* EXERCISE *
Write out every line below that includes the word "data".

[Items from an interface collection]

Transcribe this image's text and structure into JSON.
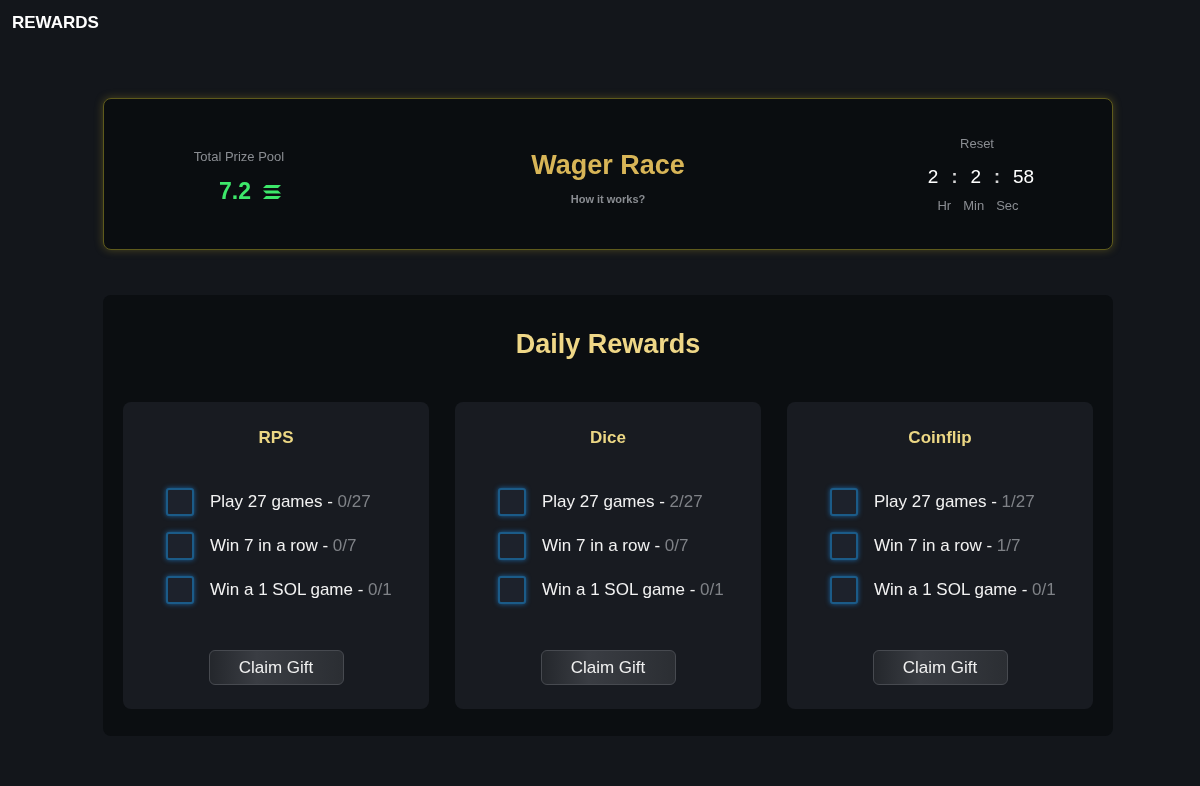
{
  "header": {
    "title": "REWARDS"
  },
  "wager_race": {
    "prize_pool": {
      "label": "Total Prize Pool",
      "amount": "7.2"
    },
    "title": "Wager Race",
    "link": "How it works?",
    "reset": {
      "label": "Reset",
      "segments": [
        {
          "kind": "value",
          "text": "2"
        },
        {
          "kind": "separator",
          "text": ":"
        },
        {
          "kind": "value",
          "text": "2"
        },
        {
          "kind": "separator",
          "text": ":"
        },
        {
          "kind": "value",
          "text": "58"
        }
      ],
      "units": [
        "Hr",
        "Min",
        "Sec"
      ]
    }
  },
  "daily_rewards": {
    "title": "Daily Rewards",
    "games": [
      {
        "name": "RPS",
        "tasks": [
          {
            "label": "Play 27 games -",
            "progress": "0/27",
            "checked": false
          },
          {
            "label": "Win 7 in a row -",
            "progress": "0/7",
            "checked": false
          },
          {
            "label": "Win a 1 SOL game -",
            "progress": "0/1",
            "checked": false
          }
        ],
        "button": "Claim Gift"
      },
      {
        "name": "Dice",
        "tasks": [
          {
            "label": "Play 27 games -",
            "progress": "2/27",
            "checked": false
          },
          {
            "label": "Win 7 in a row -",
            "progress": "0/7",
            "checked": false
          },
          {
            "label": "Win a 1 SOL game -",
            "progress": "0/1",
            "checked": false
          }
        ],
        "button": "Claim Gift"
      },
      {
        "name": "Coinflip",
        "tasks": [
          {
            "label": "Play 27 games -",
            "progress": "1/27",
            "checked": false
          },
          {
            "label": "Win 7 in a row -",
            "progress": "1/7",
            "checked": false
          },
          {
            "label": "Win a 1 SOL game -",
            "progress": "0/1",
            "checked": false
          }
        ],
        "button": "Claim Gift"
      }
    ]
  }
}
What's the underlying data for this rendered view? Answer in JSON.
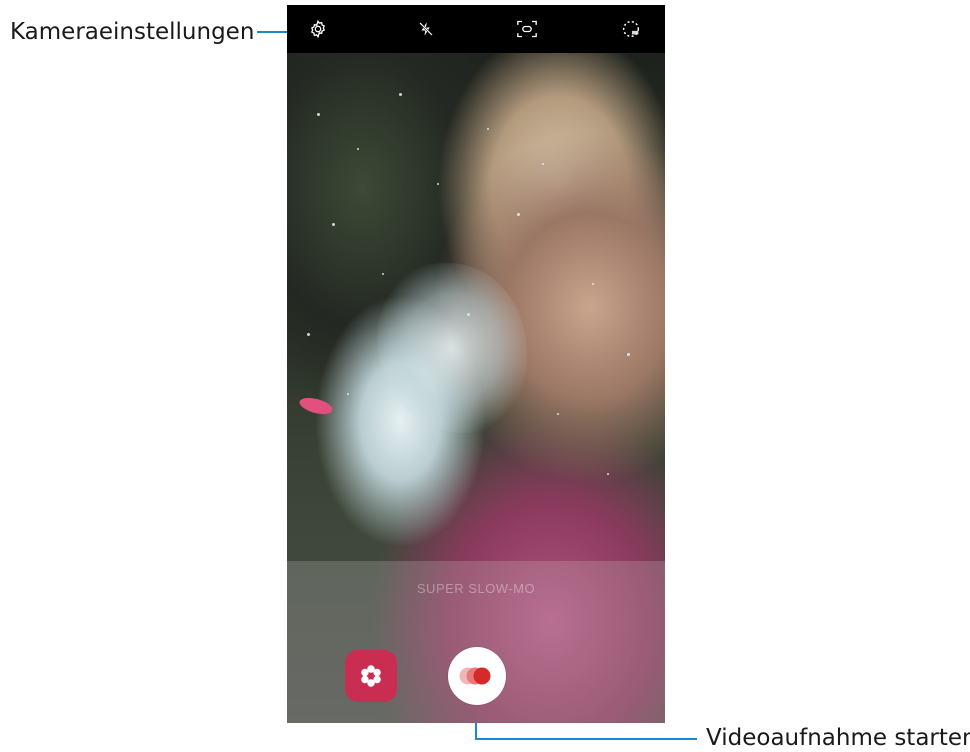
{
  "callouts": {
    "settings_label": "Kameraeinstellungen",
    "record_label": "Videoaufnahme starten."
  },
  "toolbar": {
    "icons": [
      "gear-icon",
      "flash-off-icon",
      "aspect-ratio-icon",
      "timer-icon"
    ]
  },
  "bottom": {
    "hint_text": "SUPER SLOW-MO"
  },
  "colors": {
    "callout_line": "#1f87c9",
    "effect_button": "#c92e52",
    "record_dot": "#d62a2a"
  }
}
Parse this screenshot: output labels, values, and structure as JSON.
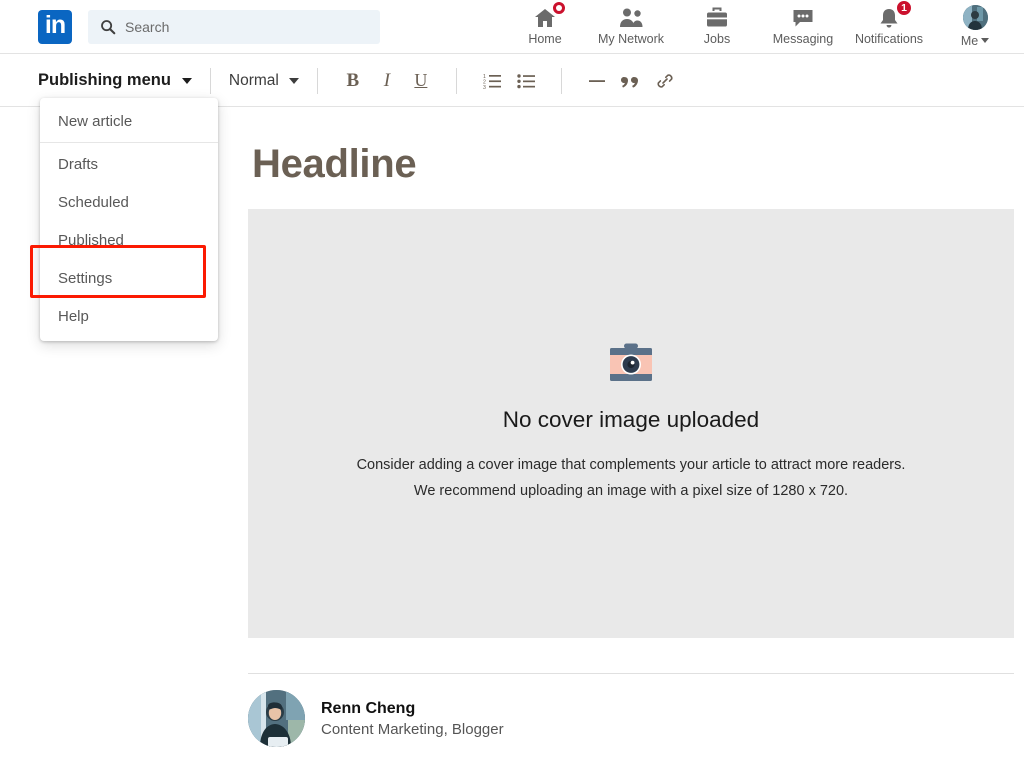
{
  "nav": {
    "logo_text": "in",
    "search": {
      "placeholder": "Search",
      "value": "",
      "icon": "search-icon"
    },
    "items": [
      {
        "label": "Home",
        "icon": "home-icon",
        "badge": "",
        "badge_type": "ring"
      },
      {
        "label": "My Network",
        "icon": "people-icon",
        "badge": "",
        "badge_type": "none"
      },
      {
        "label": "Jobs",
        "icon": "briefcase-icon",
        "badge": "",
        "badge_type": "none"
      },
      {
        "label": "Messaging",
        "icon": "message-bubble-icon",
        "badge": "",
        "badge_type": "none"
      },
      {
        "label": "Notifications",
        "icon": "bell-icon",
        "badge": "1",
        "badge_type": "number"
      }
    ],
    "me": {
      "label": "Me",
      "icon": "avatar",
      "caret": "chevron-down-icon"
    }
  },
  "toolbar": {
    "publishing_menu_label": "Publishing menu",
    "style_select_value": "Normal",
    "bold_label": "B",
    "italic_label": "I",
    "underline_label": "U",
    "buttons": [
      {
        "name": "ordered-list",
        "label": ""
      },
      {
        "name": "unordered-list",
        "label": ""
      },
      {
        "name": "divider",
        "label": ""
      },
      {
        "name": "blockquote",
        "label": ""
      },
      {
        "name": "link",
        "label": ""
      }
    ]
  },
  "dropdown": {
    "items": [
      {
        "label": "New article",
        "highlighted": false
      },
      {
        "label": "Drafts",
        "highlighted": false
      },
      {
        "label": "Scheduled",
        "highlighted": false
      },
      {
        "label": "Published",
        "highlighted": false
      },
      {
        "label": "Settings",
        "highlighted": true
      },
      {
        "label": "Help",
        "highlighted": false
      }
    ],
    "highlight_color": "#fb1a02"
  },
  "article": {
    "headline_placeholder": "Headline",
    "cover": {
      "icon": "camera-icon",
      "title": "No cover image uploaded",
      "line1": "Consider adding a cover image that complements your article to attract more readers.",
      "line2": "We recommend uploading an image with a pixel size of 1280 x 720."
    },
    "author": {
      "name": "Renn Cheng",
      "subtitle": "Content Marketing, Blogger",
      "avatar": "author-avatar"
    }
  },
  "colors": {
    "linkedin_blue": "#0a66c2",
    "badge_red": "#cb112d",
    "highlight_red": "#fb1a02",
    "cover_gray": "#e9e9e9",
    "placeholder_brown": "#6b6054"
  }
}
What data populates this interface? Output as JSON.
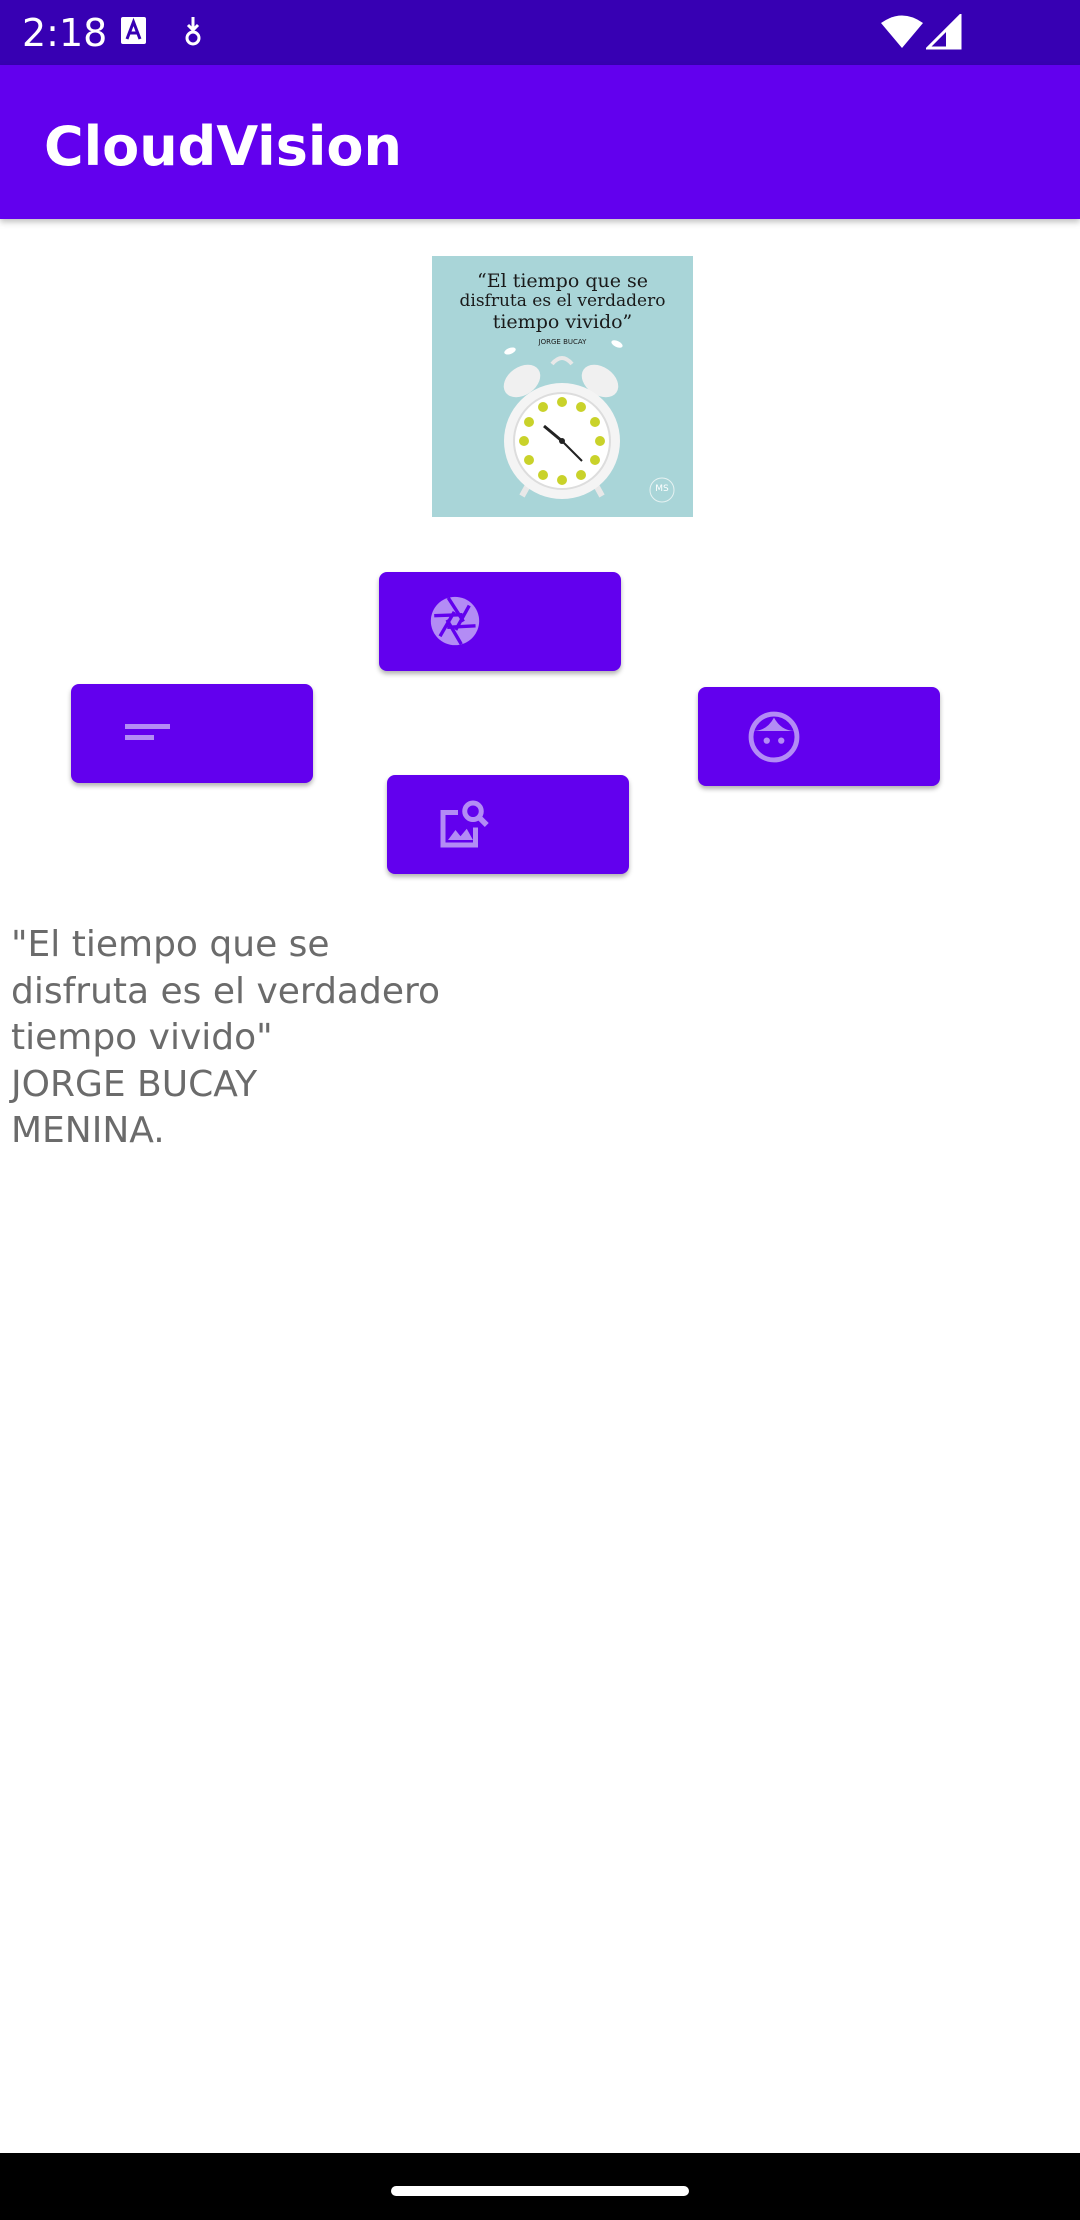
{
  "status_bar": {
    "time": "2:18",
    "icons": [
      "text-a-icon",
      "download-icon",
      "wifi-icon",
      "signal-icon"
    ]
  },
  "app_bar": {
    "title": "CloudVision"
  },
  "image": {
    "quote_lines": [
      "“El tiempo que se",
      "disfruta es el verdadero",
      "tiempo vivido”"
    ],
    "author": "JORGE BUCAY",
    "watermark": "MS"
  },
  "buttons": [
    {
      "name": "camera-button",
      "icon": "camera-aperture-icon"
    },
    {
      "name": "text-detection-button",
      "icon": "short-text-icon"
    },
    {
      "name": "face-detection-button",
      "icon": "face-icon"
    },
    {
      "name": "image-search-button",
      "icon": "image-search-icon"
    }
  ],
  "result": {
    "text": "\"El tiempo que se\ndisfruta es el verdadero\ntiempo vivido\"\nJORGE BUCAY\nMENINA."
  },
  "colors": {
    "status_bar": "#3700b3",
    "primary": "#6200ee",
    "icon_tint": "#b38cf5",
    "result_text": "#6b6b6b"
  }
}
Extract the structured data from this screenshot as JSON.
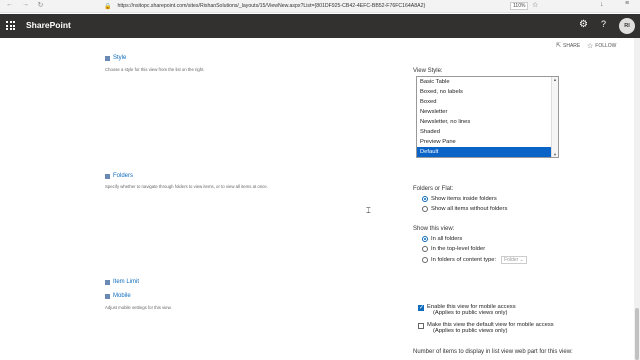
{
  "browser": {
    "url": "https://nsitopc.sharepoint.com/sites/RishanSolutions/_layouts/15/ViewNew.aspx?List={801DF925-CB42-4EFC-BB52-F76FC164A8A2}",
    "zoom": "110%",
    "icons": [
      "back-icon",
      "forward-icon",
      "refresh-icon",
      "lock-icon",
      "star-icon",
      "download-icon",
      "menu-icon"
    ]
  },
  "suite": {
    "title": "SharePoint",
    "avatar": "RI",
    "icons": [
      "waffle-icon",
      "gear-icon",
      "help-icon"
    ]
  },
  "actions": {
    "share": "SHARE",
    "follow": "FOLLOW"
  },
  "style": {
    "title": "Style",
    "desc": "Choose a style for this view from the list on the right.",
    "label": "View Style:",
    "options": [
      "Basic Table",
      "Boxed, no labels",
      "Boxed",
      "Newsletter",
      "Newsletter, no lines",
      "Shaded",
      "Preview Pane",
      "Default"
    ],
    "selected": "Default"
  },
  "folders": {
    "title": "Folders",
    "desc": "Specify whether to navigate through folders to view items, or to view all items at once.",
    "flat_label": "Folders or Flat:",
    "flat_opts": [
      "Show items inside folders",
      "Show all items without folders"
    ],
    "flat_selected": 0,
    "show_label": "Show this view:",
    "show_opts": [
      "In all folders",
      "In the top-level folder",
      "In folders of content type:"
    ],
    "show_selected": 0,
    "content_type_value": "Folder"
  },
  "item_limit": {
    "title": "Item Limit"
  },
  "mobile": {
    "title": "Mobile",
    "desc": "Adjust mobile settings for this view.",
    "enable_label": "Enable this view for mobile access",
    "enable_sub": "(Applies to public views only)",
    "enable_checked": true,
    "default_label": "Make this view the default view for mobile access",
    "default_sub": "(Applies to public views only)",
    "default_checked": false,
    "number_label": "Number of items to display in list view web part for this view:"
  }
}
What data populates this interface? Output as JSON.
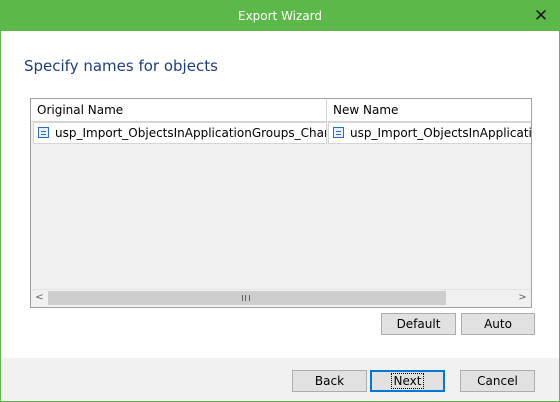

* ANSWER AREA *
What's the underlying data for this rendered view? Answer in JSON.
What data populates this interface? Output as JSON.
Extract the structured data from this screenshot as JSON.
What data populates this interface? Output as JSON.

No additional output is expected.